- Higher balances will require you to make taxable withdrawals. Consider filling your marginal tax brackets by making smaller Roth IRA conversions in the future. These amounts will be subject to taxes, but the balance will continue to grow and not be subject to any mandatory RMDs.
A healthy financial plan that is goals-based and includes tax planning before tax preparation can have a significant impact on your long-term wealth after taxes. It is important to work with professionals or teams that are able to combine tax planning, investment and tax planning.
Converting from a traditional IRA into a Roth IRA can be taxable. Roth IRAs allow for tax-free withdrawals of taxable contributions. A Roth IRA must have been in existence for at least five years. The distribution must occur after age 59 1/2, death, disability or first home purchase. State taxes may apply to Roth IRA distributions, depending on the state law where you live.
Tax Aware Investing is not just for the seasoned tax professional or financial planner. It is something that can be done on your own, and with a little bit of research, you can be well on your way to developing a tax-savvy financial plan that will help you reach your financial goals.
Remember, it is not enough just to know what you’re doing is right. You must keep your plan flexible as life and financial circumstances change. Whether you are working to build assets or protect against future inflation, using tax-savvy investing to your advantage can help you get closer to meeting your financial goals.
It is important to remember that tax planning is only part of the equation. Although it can help you save money now, it is even more important to create a long-term financial plan that will help you achieve your goals in the future.

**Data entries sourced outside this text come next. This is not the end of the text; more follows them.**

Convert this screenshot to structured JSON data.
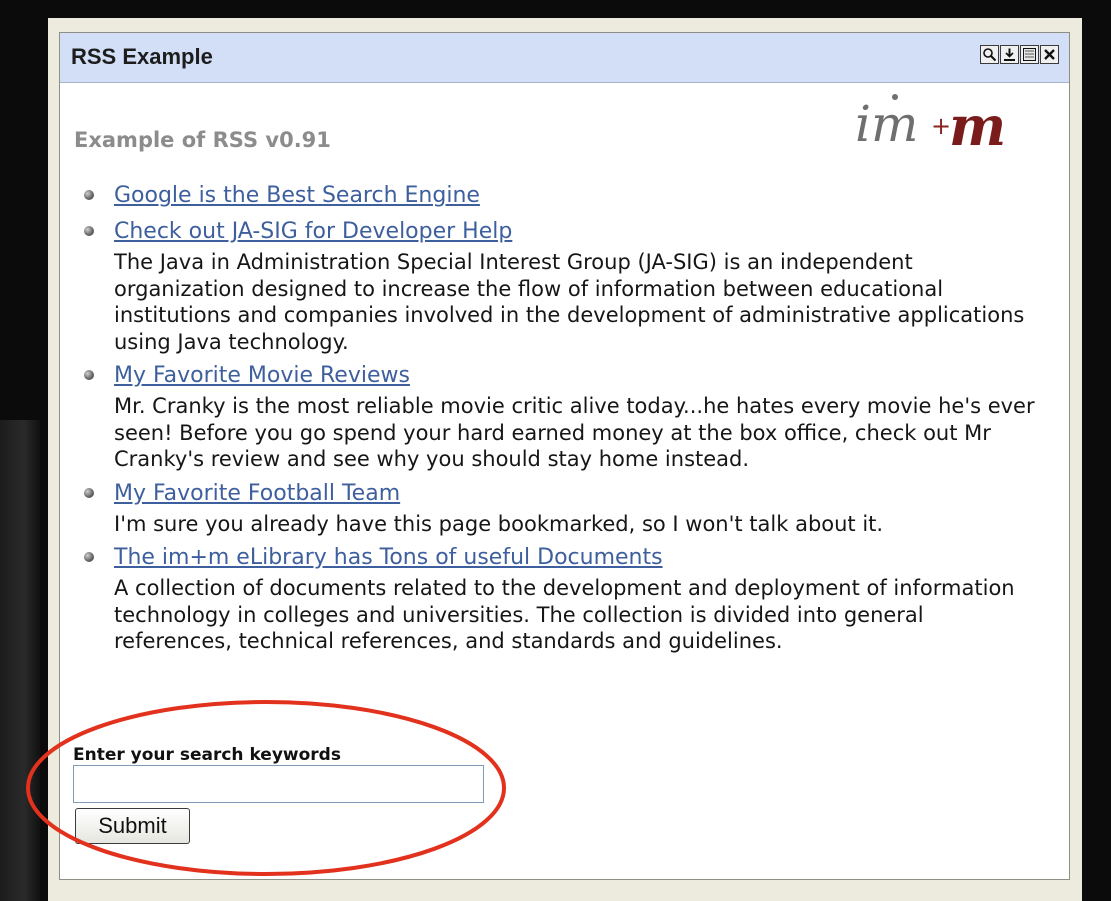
{
  "portlet": {
    "title": "RSS Example",
    "controls": [
      "search-icon",
      "download-icon",
      "maximize-icon",
      "close-icon"
    ]
  },
  "logo": {
    "text": "im+m"
  },
  "feed": {
    "title": "Example of RSS v0.91",
    "items": [
      {
        "title": "Google is the Best Search Engine",
        "description": ""
      },
      {
        "title": "Check out JA-SIG for Developer Help",
        "description": "The Java in Administration Special Interest Group (JA-SIG) is an independent organization designed to increase the flow of information between educational institutions and companies involved in the development of administrative applications using Java technology."
      },
      {
        "title": "My Favorite Movie Reviews",
        "description": "Mr. Cranky is the most reliable movie critic alive today...he hates every movie he's ever seen! Before you go spend your hard earned money at the box office, check out Mr Cranky's review and see why you should stay home instead."
      },
      {
        "title": "My Favorite Football Team",
        "description": "I'm sure you already have this page bookmarked, so I won't talk about it."
      },
      {
        "title": "The im+m eLibrary has Tons of useful Documents",
        "description": "A collection of documents related to the development and deployment of information technology in colleges and universities. The collection is divided into general references, technical references, and standards and guidelines."
      }
    ]
  },
  "search": {
    "label": "Enter your search keywords",
    "value": "",
    "submit_label": "Submit"
  },
  "colors": {
    "titlebar": "#d3dff6",
    "link": "#3e5f9e",
    "annotation": "#e2311d",
    "logo": "#7a1c1c"
  }
}
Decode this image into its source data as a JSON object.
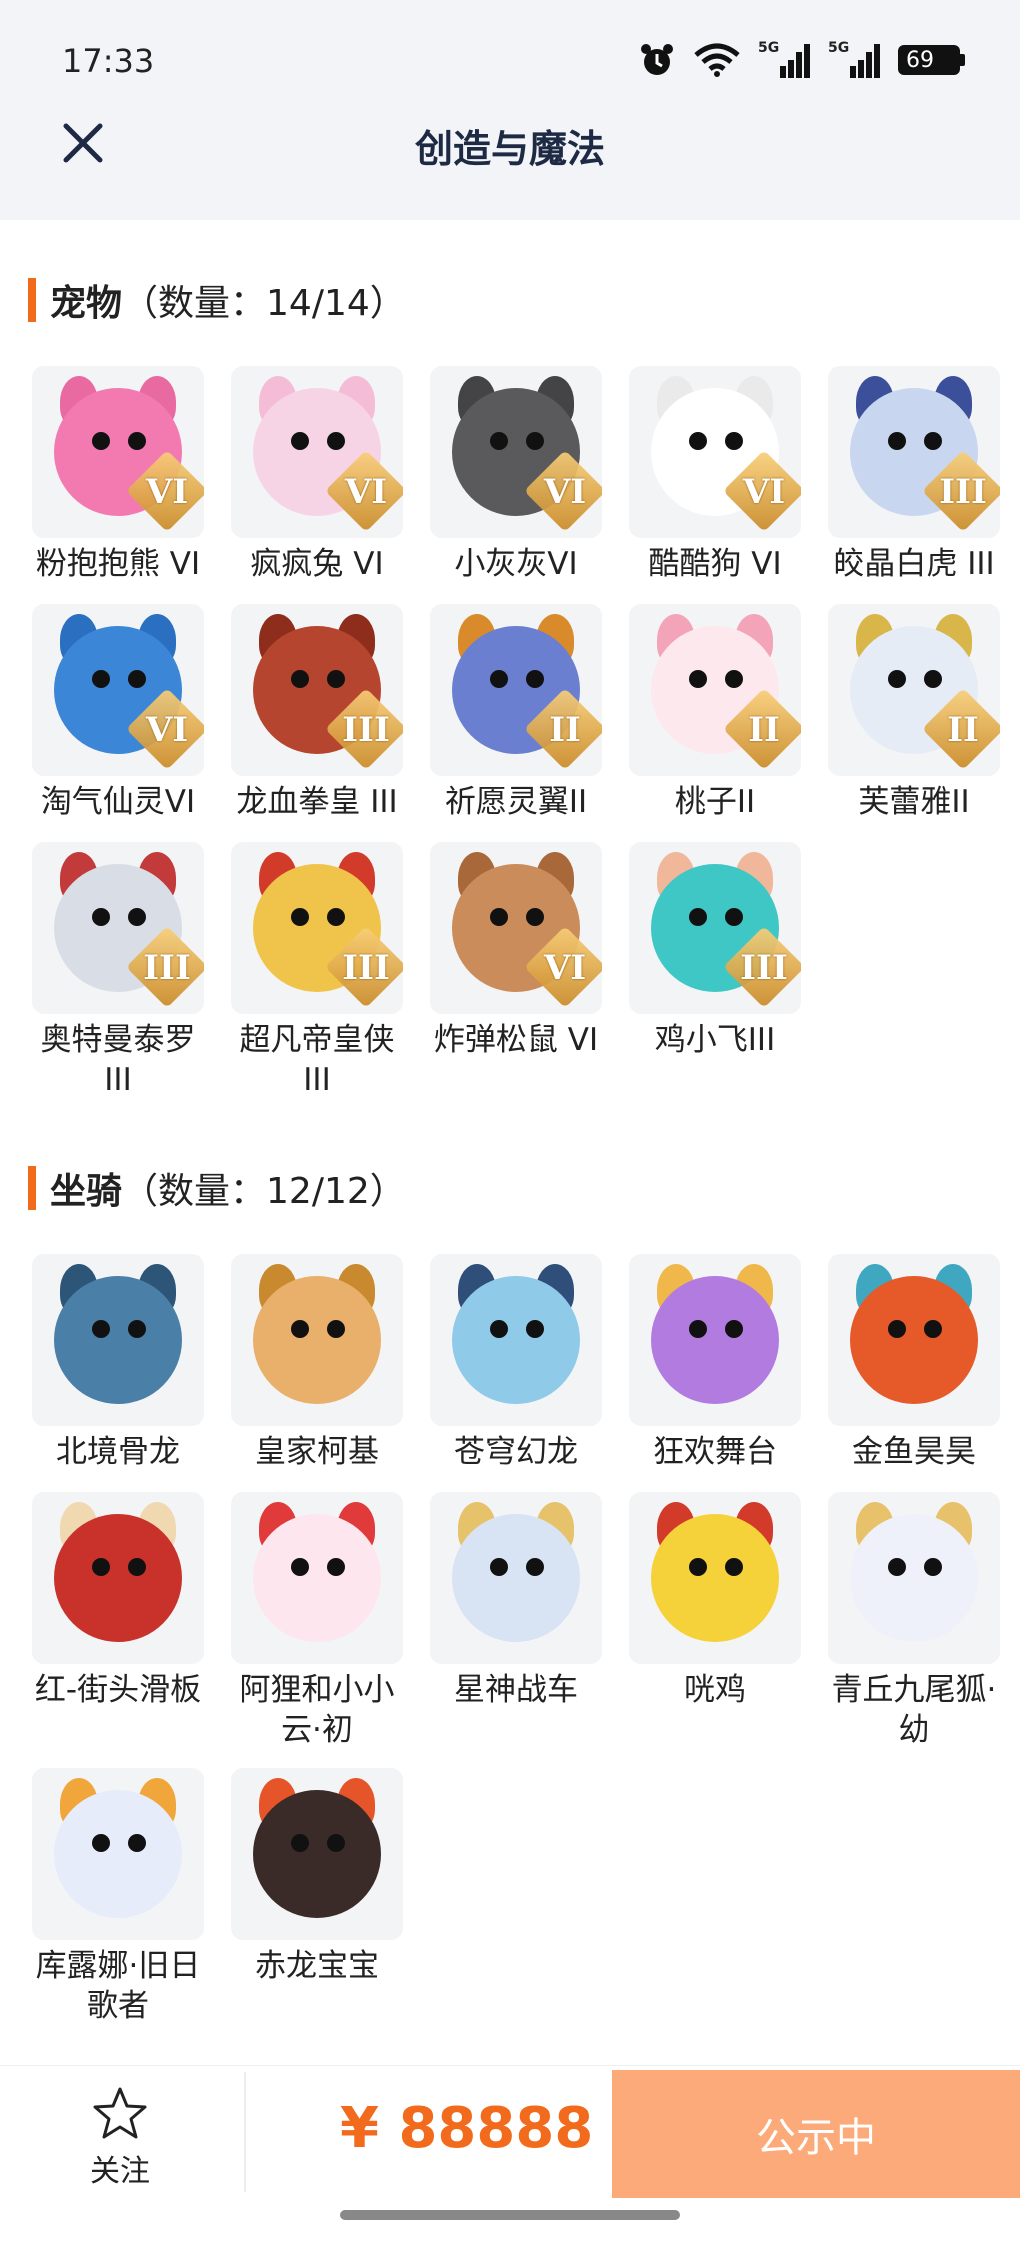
{
  "status": {
    "time": "17:33",
    "battery": "69",
    "sig1": "5G",
    "sig2": "5G"
  },
  "header": {
    "title": "创造与魔法"
  },
  "pets": {
    "name": "宠物",
    "count": "（数量：14/14）",
    "items": [
      {
        "label": "粉抱抱熊 VI",
        "badge": "VI",
        "color": "#f37ab0",
        "ear": "#e86aa0"
      },
      {
        "label": "疯疯兔 VI",
        "badge": "VI",
        "color": "#f6d4e6",
        "ear": "#f5bcd8"
      },
      {
        "label": "小灰灰VI",
        "badge": "VI",
        "color": "#5a5a5c",
        "ear": "#444446"
      },
      {
        "label": "酷酷狗 VI",
        "badge": "VI",
        "color": "#ffffff",
        "ear": "#eaeaea"
      },
      {
        "label": "皎晶白虎 III",
        "badge": "III",
        "color": "#c9d6f0",
        "ear": "#3c4f9a"
      },
      {
        "label": "淘气仙灵VI",
        "badge": "VI",
        "color": "#3b86d6",
        "ear": "#2a6fc0"
      },
      {
        "label": "龙血拳皇 III",
        "badge": "III",
        "color": "#b5452e",
        "ear": "#8e2d1c"
      },
      {
        "label": "祈愿灵翼II",
        "badge": "II",
        "color": "#6b7fd0",
        "ear": "#d98a2a"
      },
      {
        "label": "桃子II",
        "badge": "II",
        "color": "#fde8ee",
        "ear": "#f3a4b8"
      },
      {
        "label": "芙蕾雅II",
        "badge": "II",
        "color": "#e6ecf6",
        "ear": "#d8b64a"
      },
      {
        "label": "奥特曼泰罗III",
        "badge": "III",
        "color": "#d9dde6",
        "ear": "#c23a3a"
      },
      {
        "label": "超凡帝皇侠III",
        "badge": "III",
        "color": "#f0c44a",
        "ear": "#d23a2a"
      },
      {
        "label": "炸弹松鼠 VI",
        "badge": "VI",
        "color": "#c98c5a",
        "ear": "#a8683a"
      },
      {
        "label": "鸡小飞III",
        "badge": "III",
        "color": "#3ec7c4",
        "ear": "#f0b79a"
      }
    ]
  },
  "mounts": {
    "name": "坐骑",
    "count": "（数量：12/12）",
    "items": [
      {
        "label": "北境骨龙",
        "color": "#4a7fa8",
        "ear": "#2d5578"
      },
      {
        "label": "皇家柯基",
        "color": "#e8b06a",
        "ear": "#c9892e"
      },
      {
        "label": "苍穹幻龙",
        "color": "#8fcbe8",
        "ear": "#2f4f7a"
      },
      {
        "label": "狂欢舞台",
        "color": "#b27be0",
        "ear": "#f0b84a"
      },
      {
        "label": "金鱼昊昊",
        "color": "#e65a2a",
        "ear": "#3fa7c0"
      },
      {
        "label": "红-街头滑板",
        "color": "#c8322a",
        "ear": "#f0d8b0"
      },
      {
        "label": "阿狸和小小云·初",
        "color": "#fde6ee",
        "ear": "#e03a3a"
      },
      {
        "label": "星神战车",
        "color": "#d8e4f4",
        "ear": "#e6c26a"
      },
      {
        "label": "咣鸡",
        "color": "#f6d23a",
        "ear": "#d23a2a"
      },
      {
        "label": "青丘九尾狐·幼",
        "color": "#eef0fa",
        "ear": "#e8c26a"
      },
      {
        "label": "库露娜·旧日歌者",
        "color": "#e6ecfa",
        "ear": "#f0a63a"
      },
      {
        "label": "赤龙宝宝",
        "color": "#3a2a28",
        "ear": "#e6552a"
      }
    ]
  },
  "bottom": {
    "follow_label": "关注",
    "price": "¥ 88888",
    "cta_label": "公示中"
  }
}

The best investment strategies are based around a long-term financial plan that takes into account taxes, inflation, and any potential retirement or life changes. Any investment strategy, such as investing to avoid taxes, will not work unless it is combined with a long-term financial plan that is flexible enough to keep up with life’s changes.